Malacañang on Monday assured the public that there is no Zika virus epidemic in the country and there is no reason to panic.
Presidential Communications Secretary Herminio Coloma Jr. issued the statement after an American woman who visited the country in January tested positive for the Zika virus upon returning home.
Coloma said the government, through the Department of Health (DOH), is ready to ensure the safety of citizens against the virus.
“[Health] Secretary [Janet] Garin has pointed out this is a single case and that there is no epidemic and no outbreak,” he told reporters in a text message.
“Most important, the DOH is prepared in terms of detection, isolation and treatment of those who could possibly be infected by the virus. Hence, the public should stay alert, informed and calm,” Coloma said.
The “non-pregnant US resident” was the Philippines’ second laboratory-confirmed case of the mosquito-borne virus, which has been linked to microcephaly, a severe brain defect in infants, and to a neurological disorder called Guillain-Barré syndrome.
The country had its first reported case of Zika virus infection in 2012–a 15-year-old boy in Cebu who had no travel history.
Zika viral disease is characterized by fever, rash, conjunctivitis, joint pain, muscle pain, headache and vomiting.
Although most infected individuals are asymptomatic or do not manifest any symptom, patients still have the capability of transmitting the infection.
The Zika virus is usually transmitted through the bite of an infected female Aedes mosquito, the same mosquito that transmits dengue and chikungunya.
There were also reports that the virus could be transmitted through sexual contact and blood transfusion.
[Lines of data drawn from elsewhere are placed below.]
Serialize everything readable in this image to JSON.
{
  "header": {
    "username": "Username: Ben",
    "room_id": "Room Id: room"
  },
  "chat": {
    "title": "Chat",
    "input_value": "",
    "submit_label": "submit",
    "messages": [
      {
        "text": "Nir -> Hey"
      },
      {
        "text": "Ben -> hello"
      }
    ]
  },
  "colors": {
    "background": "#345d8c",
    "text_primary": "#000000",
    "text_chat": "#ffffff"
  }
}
According to the World Health Organization, 55 countries and territories so far have reported local Zika transmission.